Why pet safe lawn fertilizer makes sense?
Typically, pet owners, do everything they can to provide their pets with a lifetime of love, affection, nutrition and a healthy living environment. Unfortunately, the health risks, associated with the use of chemical lawn fertilizers, herbicides and fungicides, are sometimes overlooked. Pets will munch on lawn grass and when they munch on lawn grass, treated with chemicals, their health is at risk.
Exposure to herbicide-treated lawns and gardens increases the risk of bladder cancer by four to seven times in Scottish Terriers, according to a study by Purdue University veterinary researchers published in the April 15, 2004 issue of the Journal of the American Veterinary Medicine Association (J Am Vet Med Assoc 2004; 24:1290-1297). The study adds to earlier research conducted by the National Institutes of Health that found elevated rates of canine lymphoma in dogs exposed to lawn pesticides (1991). (See Beyond Pesticides factsheet) Meanwhile the American Veterinary Medical Association issued a release, "Herbicide Exposure May Increase Cancer Risk in Dogs," with the study authors' recommendations that owners of Scottish Terriers "should decrease their dogs' exposure to lawns or gardens treated with common herbicides, particularly phenoxy herbicides and possibly nonphenoxy herbicides" and "veterinarians should perform routine (every six months) cytologic urine exams in Scottish Terriers and other 'genetically high risk' breeds over six years old..." READ MORE
In addition to presenting health risks to pets, Chemical fertilizers, pesticides and herbicides place our children and ourselves at risk. Children are especially at risk to side effects from chemicals. Both the Environmental Protection Agency and the National Academy of Sciences have voiced concern about the dangers that pesticides pose to children.

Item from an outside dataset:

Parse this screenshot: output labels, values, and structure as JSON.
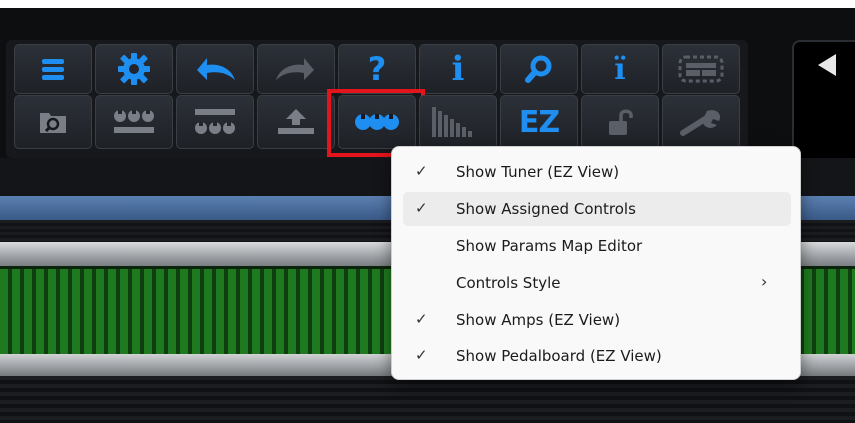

A California law now gives you the right to be notified before your child’s school uses a pesticide.
“Kids across the country carry a mixture of dangerous chemicals in their bodies every day,” said Kristin Schafer, program coordinator at Pesticide Action Network. “While the chemical industry will say this is the cost of doing business, we say risking our kids’ health is not acceptable, and it's high time to shift to nontoxic ways of controlling pests...” READ MORE
SAN FRANCISCO (July 21, 2005)--Scientists at Pesticide Action Network North America analyzed pesticide data in a study released today by the Centers for Disease Control and Prevention (CDC), finding that more than 90% of those tested carried a mixture of pesticides in their bodies. Many of these chemicals have been linked to health effects such as cancer, birth defects and neurological problems...READ MORE
"Chemicals used on millions of lawns
across America could cause cancer, birth
defects, gene mutations and other maladies. One
chemical, 2, 4-D, a component in the Vietnam War defoliant Agent Orange, is now
used in about 1,500 lawn care products."
Source: DETROIT FREE PRESS 4.18.89
"Urban and suburban residents are
now subjected to more pesticide exposure than their rural counterparts."
Source: MOTHER EARTH NEWS No. 123